Triggers are better than hard compulsion, says Stephen Ingledew, managing director, corporate, Standard Life
“I’m not a fan of compulsion,” says Stephen Ingledew, managing director, corporate, at Standard Life. “When we are told to do something, particularly by a government-led department, it’s a turnoff. My own experience is that when you engage people on their own terms, on their own ground, in their own language and in relation to their own lives, there’s much more enthusiasm.”
With auto-enrolment just around the corner, such a philosophy sounds like heresy coming from a senior figure at one of the biggest providers of occupational pensions in the UK. Indeed, when asked if auto-enrolment will be a success, Ingledew hesitates slightly.
“While I’m not a fan of compelling people to do things, after a couple of decades in benefits provision, I’ve realised that you do need triggers – you need prompts. Many employees get that prompt when they join a new employer, but the pensions industry has alienated so many people that they have not signed up – or pensions haven’t been available to them at all.”
Something, Ingledew concedes, has to break that cycle of mistrust to make pensions more appealing. “When auto-enrolled employees see pension pots building up over time, there will be more genuine interest. That’s the start of a positive cycle.” But it won’t happen overnight, he argues: “It’s not a five-year process. It’s a 10- or 20-year process.”

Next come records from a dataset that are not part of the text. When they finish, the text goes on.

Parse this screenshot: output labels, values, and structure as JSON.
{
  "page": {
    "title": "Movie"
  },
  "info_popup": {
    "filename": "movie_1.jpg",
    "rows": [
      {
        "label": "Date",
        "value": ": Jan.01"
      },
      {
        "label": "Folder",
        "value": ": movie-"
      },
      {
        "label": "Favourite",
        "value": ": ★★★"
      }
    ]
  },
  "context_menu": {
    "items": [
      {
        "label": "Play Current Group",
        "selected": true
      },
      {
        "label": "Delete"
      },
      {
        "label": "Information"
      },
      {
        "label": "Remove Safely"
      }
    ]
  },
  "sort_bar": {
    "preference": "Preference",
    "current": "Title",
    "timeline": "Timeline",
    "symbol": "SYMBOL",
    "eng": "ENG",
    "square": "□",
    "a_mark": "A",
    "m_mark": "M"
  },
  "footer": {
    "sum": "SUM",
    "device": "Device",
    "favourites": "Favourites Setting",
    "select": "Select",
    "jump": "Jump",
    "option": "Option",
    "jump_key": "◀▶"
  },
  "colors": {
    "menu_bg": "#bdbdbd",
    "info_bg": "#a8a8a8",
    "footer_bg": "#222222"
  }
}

Similar to what our other Forces of Finance have said, before this process can even start, there is a job to do in communicating pensions more clearly.
“Very few individuals have really got their heads around it,” says Ingledew. “That’s why we are strongly encouraging employers not to wait until weeks or months beforehand, but to think in advance about how they will communicate auto-enrolment. If a firm’s staging date is 18 months away, it’s tempting to put it to one side. But I would instead, ask them what they think their business will look like by that staging date, what the implications will be in terms of cost and administration and any existing relationships, and how they are looking to develop the business as a whole.”
Standard Life’s first auto-enrolment client will be telecoms giant BT. In describing how it has addressed the needs of such a large, complex and high-profile client, he says: “It’s been about putting ourselves in the shoes of the employer and understanding what will keep them awake at night. We’ve also put ourselves in the shoes of the employee to understand how they will feel when they are auto-enrolled, asking what their journey will look like.”
One of the biggest challenges of auto-enrolment is getting the technology right behind the scenes, in terms of data, and Ingledew is convinced this connectivity issue will ripple into other areas of benefits. “The legislation gives employers a certain date by which to comply pensions-wise, but there’s a knock-on effect in terms of systems such as payroll, how you expect your workforce to be over a three-to-five year period, and what is of most interest benefits-wise to those people. The staging dates are forcing this to be addressed within a certain period of time. Until now it has been very easy to put off benefits reviews.”
Ingledew believes implementing full-scale reviews will also help to integrate pensions more closely with other types of benefits. “It’s a reflection of the changing profile of a workforce,” he says. “In the past, the approach would have been: ‘Here’s the pension, take it or leave it’. But when you have a more diverse workforce, employees need a degree of flexibility. Otherwise offerings won’t be valued.”
Helping employees understand the total value of their benefits package is a part of Ingledew’s vision to create a single, combined view of all workplace benefits and to make decisions based on that information. “For most people, the core elements will stay the same – such as saving for retirement, protection against illness – but other flexible benefits offer more choice.“
To fulfil this strategy, Ingledew talks about the idea of an employer benefits hub. “We’ll soon all stop talking about a pensions strategy or a flex benefits strategy and talk about a strategy for benefits as a whole,” he predicts. “It’ll be much more joined-up. The challenge is that most people are not interested in finance, find it confusing or don’t know where to go to find information they can trust.”
As such he says employers need to re-think how they view the benefits package: “Employers will have to increasingly recognise the value of there being an easy and convenient way for employees to get benefits that best suit their lifestyles.” He adds: “An employee who is taking care of their money is going to be more productive than someone who is on the phone all the time trying to sort out their finances. That person is more engaged and sees the employer as relating to their personal circumstances.”